Sections of Buckinghamshire closer to London are part of the
Metropolitan Green Belt and this inhibits development. Buckinghamshire is also
the location of the nationally important Pinewood Studios and Dorney Lake, which
hosted the highly successful rowing events at the 2012 Summer Olympics.
Buckinghamshire is also well known for the new town of Milton Keynes (and its
famous concrete cows) and the Chiltern Hills area of outstanding natural beauty.
The name Buckinghamshire is Anglo-Saxon in origin and means the
district of Bucca's home. Bucca's home refers to Buckingham in the north of the
county, and is named after an Anglo-Saxon landowner. Buckinghamshire has been
so named since about the 12th century; however, the county itself has existed
since it was a subdivision of the Kingdom of Mercia (585-919).
Historically, the biggest changes to Buckinghamshire came in
the 19th century when a combination of cholera and famine hit the rural county,
forcing many to migrate to bigger towns to find work. Not only did this change
the local economic picture, it meant a lot of land was cheaper at a time when
the rich were more mobile and the leafy Bucks became a popular rural idyll - an
image it retains today. London commuters often choose Buckinghamshire as a
home, which has led to greater local affluence albeit with some pockets of relative
Buckinghamshire is also home to two of the four longest
rivers in England. The River Thames provides the southern boundary with
Berkshire, although Berkshire has crept over the border at Eton and Slough
meaning the river is no longer the sole boundary between the two counties. The
River Great Ouse flows east through Buckingham, Olney and Milton Keynes and has
its origins in Northamptonshire.
Open countryside and outstanding natural geography are
defining features for Buckinghamshire, including the River Thames and the
Chiltern Hills area of outstanding natural beauty. A large quantity of historic
houses are situated within Buckinghamshire – a consequence of the migration of
the affluent from London when land was cheap - and the National Trust has
opened some of these to the public, including Cliveden, Waddesdon Manor and
West Wycombe Park.
Buckinghamshire is famed as the home of various notable
people including the author Roald Dahl who included many local characters and
locations in his works. More recently Buckinghamshuire is a favourite haunt of rural
retreats for rock stars.
Buckinghamshire is home to a number of notable sports
facilities, the National Hockey Stadium and Stadium:MK in the north to Adams
Park in the South.
Several notable people have their birthplace and/or resting

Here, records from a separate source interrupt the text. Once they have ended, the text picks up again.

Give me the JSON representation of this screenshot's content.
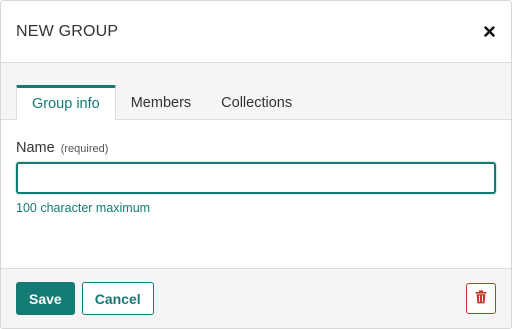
{
  "dialog": {
    "title": "NEW GROUP",
    "close_icon": "close-icon"
  },
  "tabs": [
    {
      "label": "Group info",
      "active": true
    },
    {
      "label": "Members",
      "active": false
    },
    {
      "label": "Collections",
      "active": false
    }
  ],
  "form": {
    "name_label": "Name",
    "name_required": "(required)",
    "name_value": "",
    "name_hint": "100 character maximum"
  },
  "footer": {
    "save_label": "Save",
    "cancel_label": "Cancel",
    "delete_icon": "trash-icon"
  },
  "colors": {
    "accent": "#147b74",
    "danger": "#c0392b"
  }
}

place in Buckinghamshire. Saint Rumwold was buried in Buckingham around the
same time as Saint Osyth was born in Quarrendon and both were buried in
Aylesbury in the 7th century. From the medieval period Roger of Wendover was,
as the name suggests, from the town of that name and Anne Boleyn also owned
property in the same town. It is said that King Henry VIII made Aylesbury the
county town over Buckingham because Boleyn's father owned property there and the
king was a regular visitor himself. John Wycliffe lived in Ludgershall and
Edward the Confessor had a palace at Brill.